So if a thought came in, I would embrace it and say “oh is that it ocd, is that the best you’ve got, bring it on“
My ocd story: Pre-diagnosis it started around the age of 6 where I would spend a lot of time at night ensuring that the pillow on my bed was a certain distance from the wall, to prevent myself from hitting my head on the wall and harming myself. This compulsion, like any compulsion simply never satisfied the ocd, so I would often sleep on the floor as another compulsion which made it more “easier”, so to speak.
Moving onwards, I would go many months symptom free, only to be hit by new variations, so in retrospect my ocd, looking back often waxed and waned over the years, pre diagnosis. Health obsessions, relationship obsessions, was I supposed to be a girl obsession, checking on the kids when they were babies eg are they breathing properly, what if the blankets go onto there faces etc, which was very exhaustive.

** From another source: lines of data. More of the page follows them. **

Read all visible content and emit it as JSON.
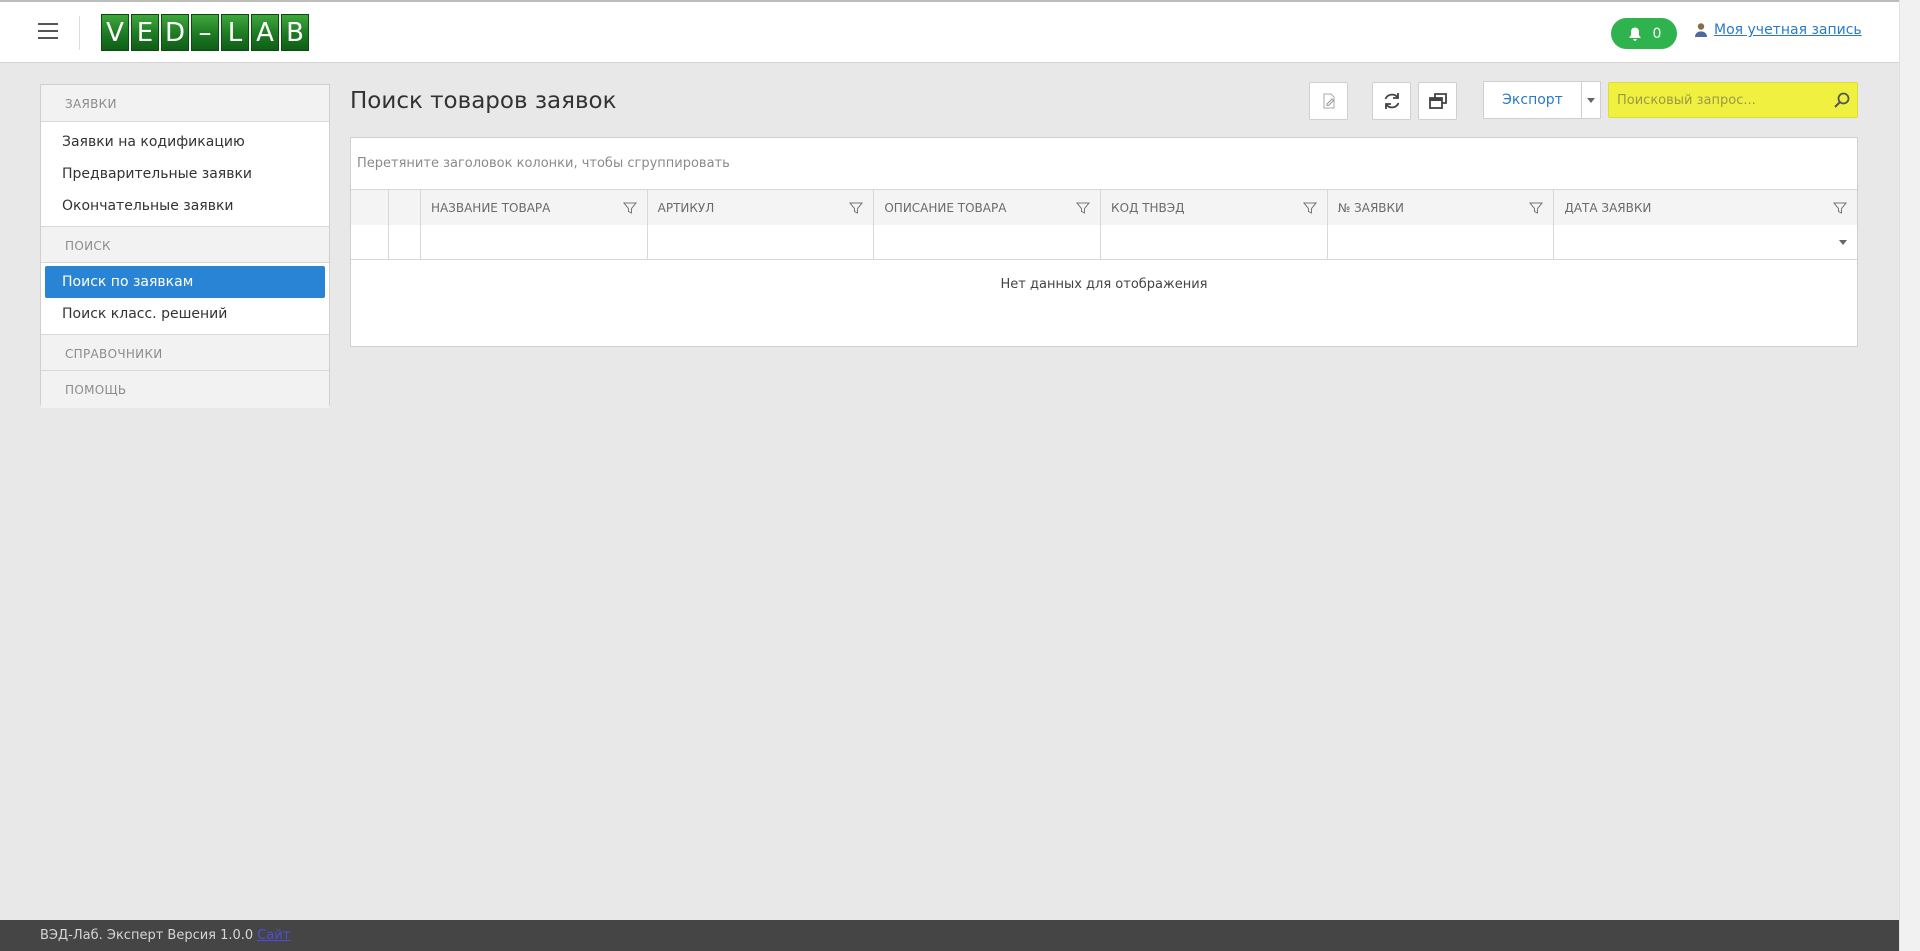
{
  "header": {
    "logo_letters": [
      "V",
      "E",
      "D",
      "–",
      "L",
      "A",
      "B"
    ],
    "notifications_count": "0",
    "account_label": "Моя учетная запись"
  },
  "sidebar": {
    "sections": [
      {
        "title": "ЗАЯВКИ",
        "items": [
          {
            "label": "Заявки на кодификацию",
            "active": false
          },
          {
            "label": "Предварительные заявки",
            "active": false
          },
          {
            "label": "Окончательные заявки",
            "active": false
          }
        ]
      },
      {
        "title": "ПОИСК",
        "items": [
          {
            "label": "Поиск по заявкам",
            "active": true
          },
          {
            "label": "Поиск класс. решений",
            "active": false
          }
        ]
      },
      {
        "title": "СПРАВОЧНИКИ",
        "items": []
      },
      {
        "title": "ПОМОЩЬ",
        "items": []
      }
    ]
  },
  "main": {
    "title": "Поиск товаров заявок",
    "toolbar": {
      "export_label": "Экспорт",
      "search_placeholder": "Поисковый запрос..."
    },
    "grid": {
      "group_panel_text": "Перетяните заголовок колонки, чтобы сгруппировать",
      "columns": [
        "НАЗВАНИЕ ТОВАРА",
        "АРТИКУЛ",
        "ОПИСАНИЕ ТОВАРА",
        "КОД ТНВЭД",
        "№ ЗАЯВКИ",
        "ДАТА ЗАЯВКИ"
      ],
      "empty_text": "Нет данных для отображения"
    }
  },
  "footer": {
    "text": "ВЭД-Лаб. Эксперт Версия 1.0.0",
    "link": "Сайт"
  },
  "colors": {
    "accent": "#2a84d6",
    "notification": "#2fb34e",
    "search_highlight": "#f0f040",
    "logo_green": "#1c7a22"
  }
}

Into my mid 30s I had horrid thoughts that I may have harmed the kids when they were babies, and these thoughts were so strong I actually started to believe in them, what ever compulsion I carried out, they just came back stronger and more powerful. Compulsions were ruminations, drinking water to try and flush them away, drinking alcohol also was used as a compulsion as it had the ability to eradicate the thoughts, until the next day of course, where it was back with vengeance and of course the dealings of a hangover too.
I decided to seek help and I was formally diagnosed with Obsessive Compulsive Disorder. For me this was like half the recovery was already there, a light bulb moment so to speak!!!

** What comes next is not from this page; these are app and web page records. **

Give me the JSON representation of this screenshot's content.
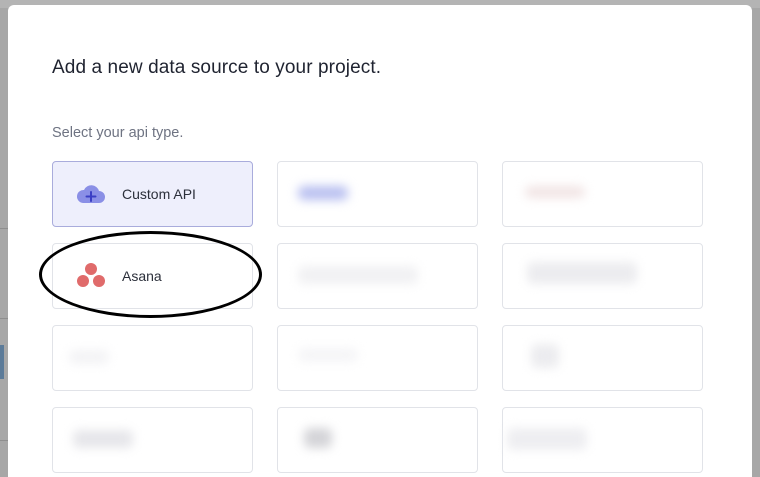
{
  "modal": {
    "title": "Add a new data source to your project.",
    "subtitle": "Select your api type."
  },
  "cards": [
    {
      "label": "Custom API",
      "icon": "cloud-plus-icon",
      "selected": true
    },
    {
      "label": "Asana",
      "icon": "asana-logo-icon",
      "selected": false
    }
  ],
  "colors": {
    "selected_bg": "#eeeffc",
    "selected_border": "#a9acdc",
    "cloud": "#8a8fe6",
    "asana": "#e06b6b"
  }
}
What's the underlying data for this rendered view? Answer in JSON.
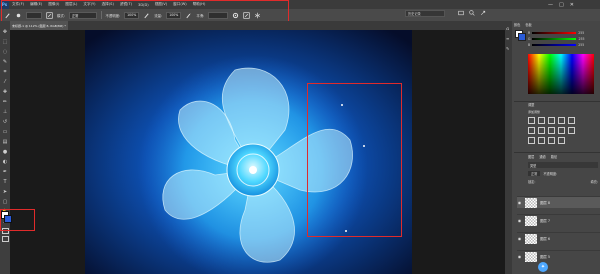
{
  "menubar": {
    "logo": "Ps",
    "items": [
      "文件(F)",
      "编辑(E)",
      "图像(I)",
      "图层(L)",
      "文字(Y)",
      "选择(S)",
      "滤镜(T)",
      "3D(D)",
      "视图(V)",
      "窗口(W)",
      "帮助(H)"
    ],
    "window_controls": [
      "—",
      "□",
      "✕"
    ]
  },
  "options": {
    "mode_label": "模式:",
    "mode_value": "正常",
    "opacity_label": "不透明度:",
    "opacity_value": "100%",
    "flow_label": "流量:",
    "flow_value": "100%",
    "smooth_label": "平滑:"
  },
  "search": {
    "placeholder": "历史记录"
  },
  "document": {
    "tab_title": "未标题-1 @ 112% (图层 8, RGB/8#) *"
  },
  "panels": {
    "color_tabs": [
      "颜色",
      "色板"
    ],
    "channels": [
      {
        "label": "R",
        "value": "255"
      },
      {
        "label": "G",
        "value": "255"
      },
      {
        "label": "B",
        "value": "255"
      }
    ],
    "adjust_tabs": [
      "调整"
    ],
    "adjust_subtitle": "添加调整",
    "layers_tabs": [
      "图层",
      "通道",
      "路径"
    ],
    "kind_label": "类型",
    "blend_mode": "正常",
    "opacity_label": "不透明度:",
    "lock_label": "锁定:",
    "fill_label": "填充:",
    "layers": [
      {
        "name": "图层 8"
      },
      {
        "name": "图层 7"
      },
      {
        "name": "图层 6"
      },
      {
        "name": "图层 5"
      }
    ]
  },
  "colors": {
    "accent_red": "#e02b2b",
    "fan_cyan": "#3fd0ff",
    "foreground": "#ffffff",
    "background": "#2a5bd7"
  }
}
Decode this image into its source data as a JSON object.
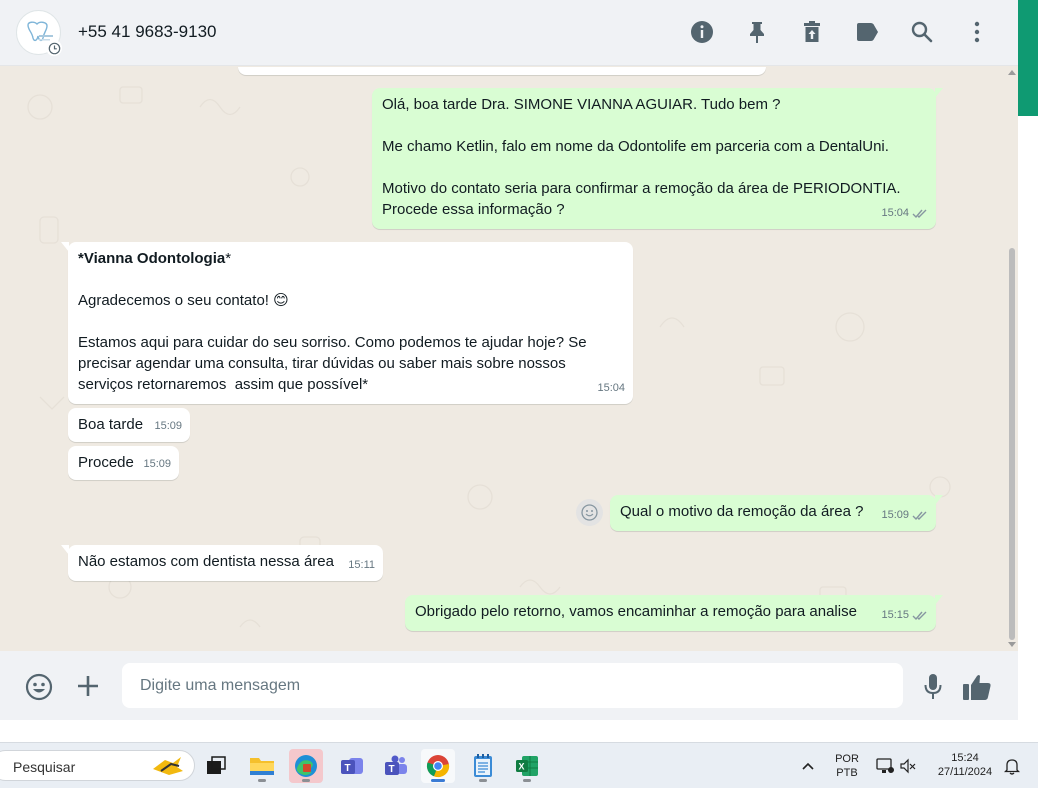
{
  "header": {
    "contact_name": "+55 41 9683-9130",
    "icons": [
      "info-icon",
      "pin-icon",
      "delete-icon",
      "label-icon",
      "search-icon",
      "more-options-icon"
    ]
  },
  "messages": [
    {
      "direction": "outgoing",
      "lines": [
        "Olá, boa tarde Dra. SIMONE VIANNA AGUIAR. Tudo bem ?",
        "",
        "Me chamo Ketlin, falo em nome da Odontolife em parceria com a DentalUni.",
        "",
        "Motivo do contato seria para confirmar a remoção da área de PERIODONTIA.",
        "Procede essa informação ?"
      ],
      "time": "15:04",
      "status": "read"
    },
    {
      "direction": "incoming",
      "title_bold": "*Vianna Odontologia",
      "title_rest": "*",
      "lines": [
        "",
        "Agradecemos o seu contato! 😊",
        "",
        "Estamos aqui para cuidar do seu sorriso. Como podemos te ajudar hoje? Se",
        "precisar agendar uma consulta, tirar dúvidas ou saber mais sobre nossos",
        "serviços retornaremos  assim que possível*"
      ],
      "time": "15:04"
    },
    {
      "direction": "incoming",
      "text": "Boa tarde",
      "time": "15:09"
    },
    {
      "direction": "incoming",
      "text": "Procede",
      "time": "15:09"
    },
    {
      "direction": "outgoing",
      "text": "Qual o motivo da remoção da área ?",
      "time": "15:09",
      "status": "read"
    },
    {
      "direction": "incoming",
      "text": "Não estamos com dentista nessa área",
      "time": "15:11"
    },
    {
      "direction": "outgoing",
      "text": "Obrigado pelo retorno, vamos encaminhar a remoção para analise",
      "time": "15:15",
      "status": "read"
    }
  ],
  "composer": {
    "placeholder": "Digite uma mensagem",
    "value": ""
  },
  "taskbar": {
    "search_placeholder": "Pesquisar",
    "apps": [
      "file-explorer",
      "edge",
      "teams",
      "teams-classic",
      "chrome",
      "notepad",
      "excel"
    ],
    "language_line1": "POR",
    "language_line2": "PTB",
    "time": "15:24",
    "date": "27/11/2024"
  },
  "colors": {
    "outgoing_bubble": "#d9fdd3",
    "incoming_bubble": "#ffffff",
    "chat_background": "#efeae2",
    "read_ticks": "#53bdeb",
    "accent_green": "#0f9a72"
  }
}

Once I understood what was happening inside my poorly brain, I then gathered as much information as I could about the disorder and began to challenge the ocd, rather than letting it challenge me. So if a thought came in, I would embrace it and say “oh is that it ocd, is that the best you’ve got, bring it on“, and agree with it, and carry on with what I was doing.

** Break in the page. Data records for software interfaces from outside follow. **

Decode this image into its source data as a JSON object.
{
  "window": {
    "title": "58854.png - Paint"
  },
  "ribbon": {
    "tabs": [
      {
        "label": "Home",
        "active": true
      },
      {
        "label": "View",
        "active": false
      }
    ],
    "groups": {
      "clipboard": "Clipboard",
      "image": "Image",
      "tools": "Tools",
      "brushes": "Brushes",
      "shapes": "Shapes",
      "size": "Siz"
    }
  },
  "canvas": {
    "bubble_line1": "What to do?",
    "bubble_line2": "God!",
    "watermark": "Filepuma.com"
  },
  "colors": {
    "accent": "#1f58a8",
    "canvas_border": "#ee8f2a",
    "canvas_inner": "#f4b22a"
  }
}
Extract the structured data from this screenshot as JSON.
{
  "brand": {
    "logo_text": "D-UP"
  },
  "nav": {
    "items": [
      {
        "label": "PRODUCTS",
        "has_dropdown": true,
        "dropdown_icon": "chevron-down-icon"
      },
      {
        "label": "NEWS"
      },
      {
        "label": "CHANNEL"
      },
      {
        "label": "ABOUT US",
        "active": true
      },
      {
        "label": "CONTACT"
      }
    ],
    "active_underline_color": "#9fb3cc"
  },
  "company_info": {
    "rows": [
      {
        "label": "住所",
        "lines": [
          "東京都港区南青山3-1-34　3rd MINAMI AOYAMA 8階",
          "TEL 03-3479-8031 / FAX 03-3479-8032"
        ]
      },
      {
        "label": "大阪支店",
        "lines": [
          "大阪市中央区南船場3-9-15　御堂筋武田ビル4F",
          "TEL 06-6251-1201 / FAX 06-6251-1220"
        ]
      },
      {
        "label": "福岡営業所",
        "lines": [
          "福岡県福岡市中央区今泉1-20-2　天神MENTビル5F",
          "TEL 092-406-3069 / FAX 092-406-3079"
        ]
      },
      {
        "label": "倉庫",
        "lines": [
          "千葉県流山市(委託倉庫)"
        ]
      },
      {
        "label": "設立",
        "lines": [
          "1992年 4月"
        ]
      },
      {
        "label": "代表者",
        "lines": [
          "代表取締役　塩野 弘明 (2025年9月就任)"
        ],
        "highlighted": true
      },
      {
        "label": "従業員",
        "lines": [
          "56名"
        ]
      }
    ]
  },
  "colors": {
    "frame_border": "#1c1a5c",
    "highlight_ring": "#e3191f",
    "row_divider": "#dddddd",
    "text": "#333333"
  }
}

I was offered CBT with a therapist, 6 weeks after the formal diagnosis, but ocd told me not to go for CBT as they will say it isn’t ocd and they would lock me away, so in retrospect ocd prevented me from having real CBT!!
So recovery was done on my own and via support and information from an ocd charity. I worked at changing the way I responded to the thoughts, and accepted that from time to time there will be intrusive thoughts, but to put it simply there wasn’t a lot I could do about them at all, leave them be, do nothing but make sure you don’t avoid any triggers or feared situations, go at them, deliberately!!
Recovery I’d say took around 9 months, and over the last 11 years I have had no issues what so ever with ocd, and there isn’t any indications of, or that I would fit into any form of diagnostic criteria of being an ocd sufferer.
Lifestyle changes were made during recovery, looking after number one was important, often we forget about ourselves. Exercise helped me to focus, healthier eating made me feel better in myself, getting a good sleep pattern also helped immensely. Fit in body, fit in mind maybe?
Over the last 11 years I have become quite heavily involved in awareness raising, via charities of ocd action and maternal ocd, and have and continue to do talks about my story and ocd itself via my local NHS.
By doing so I feel that its helped many and made professionals much more aware of what ocd really is all about, it’s not just the handwashing and checking, it does take many manifestations, especially with fear of harming babies / newborns in mums, and dads of course too. I have also attended DR.Heather Sequiera psychologist training courses, sharing my lived experiences with those psychologists that are being educated about OCD.
Over the last couple of years I have organised “picnic in the park” in London for those that suffer with ocd and the families and carers alike, it has been a good opportunity for people to join together and perhaps share stories, support or to just join together and have a nice afternoon together. This year we hope to hold one in the middle area of the uk.
I launched a weekly ocd chat on twitter around 18 months ago, where we get a chance to discuss different aspects of ocd, carers aspects, and a general way of sharing awareness at the same time. It’s normally on a Tuesday evening at 8pm UK time under the hashtag #ASKASHOCD which is also a recognised hashtag by the UK’s leading mental health charity MIND because its important that if you are to use twitter or any other social media network, the information often can be misleading.
If I was to offer any advice now, I would always suggest that if you are or believe you are suffering from ocd do seek help asap.
My blog: askashocd.wordpress.com